  • Fines up to hundreds of thousands of dollars, or even higher in cases involving corporate entities
  • Imprisonment that can range from a few years to life sentences, depending on the severity of the offense
  • Asset confiscation to recover the proceeds of crime
  • Business closures for organizations involved in money laundering schemes
  • Reputational damage that can lead to long-term financial and social consequences for individuals and companies involved

To maintain financial system integrity and discourage money laundering, regulatory bodies have implemented strict compliance requirements for banks and financial institutions. These regulations include customer due diligence, transaction monitoring, and reporting suspicious activities to authorities. Non-compliance with these regulations can lead to hefty fines, sanctions, and even imprisonment for responsible parties.

Criminal organizations often exploit unwitting participants, known as mules, in their money laundering schemes. These individuals facilitate the transfer of funds, not knowing they are playing a role in illicit activities. Authorities and financial institutions are continuously taking steps to educate the public about the warning signs and risks of becoming a mule, such as unsolicited job offers or requests to open accounts on behalf of others.
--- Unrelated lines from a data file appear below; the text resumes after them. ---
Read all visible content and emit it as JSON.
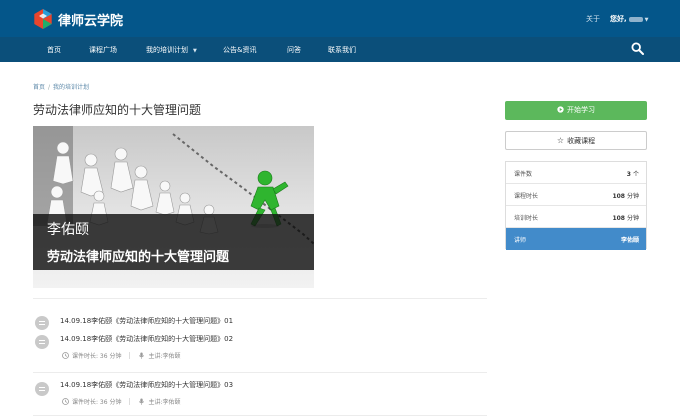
{
  "header": {
    "brand": "律师云学院",
    "about": "关于",
    "greeting": "您好,"
  },
  "nav": {
    "items": [
      "首页",
      "课程广场",
      "我的培训计划",
      "公告&资讯",
      "问答",
      "联系我们"
    ]
  },
  "breadcrumb": [
    "首页",
    "我的培训计划"
  ],
  "course": {
    "title": "劳动法律师应知的十大管理问题",
    "banner_teacher": "李佑颐",
    "banner_title": "劳动法律师应知的十大管理问题"
  },
  "lessons": [
    {
      "title": "14.09.18李佑颐《劳动法律师应知的十大管理问题》01"
    },
    {
      "title": "14.09.18李佑颐《劳动法律师应知的十大管理问题》02",
      "duration": "课件时长: 36 分钟",
      "lecturer": "主讲:李佑颐"
    },
    {
      "title": "14.09.18李佑颐《劳动法律师应知的十大管理问题》03",
      "duration": "课件时长: 36 分钟",
      "lecturer": "主讲:李佑颐"
    }
  ],
  "sidebar": {
    "start_button": "开始学习",
    "favorite_button": "收藏课程",
    "info": [
      {
        "label": "课件数",
        "value": "3",
        "unit": "个"
      },
      {
        "label": "课程时长",
        "value": "108",
        "unit": "分钟"
      },
      {
        "label": "培训时长",
        "value": "108",
        "unit": "分钟"
      },
      {
        "label": "讲师",
        "value": "李佑颐",
        "unit": ""
      }
    ]
  },
  "colors": {
    "header_bg": "#04568a",
    "nav_bg": "#0b4f7a",
    "start_green": "#5cb85c",
    "teacher_blue": "#428bca"
  },
  "icons": {
    "logo": "logo-icon",
    "search": "search-icon",
    "play": "play-circle-icon",
    "star": "star-outline-icon",
    "lesson": "list-circle-icon",
    "clock": "clock-icon",
    "mic": "microphone-icon"
  }
}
Integration in money laundering represents the final and critical stage of the illicit financial process. It involves seamlessly reintroducing laundered funds into the legitimate economy, making them indistinguishable from legally acquired assets. This sophisticated phase poses significant challenges for law enforcement and regulatory bodies, as perpetrators seek to legitimize their ill-gotten gains. Understanding the intricacies of integration is crucial for developing effective measures to combat money laundering, ensuring the integrity of financial systems, and safeguarding against the broader consequences of illicit financial activities on society.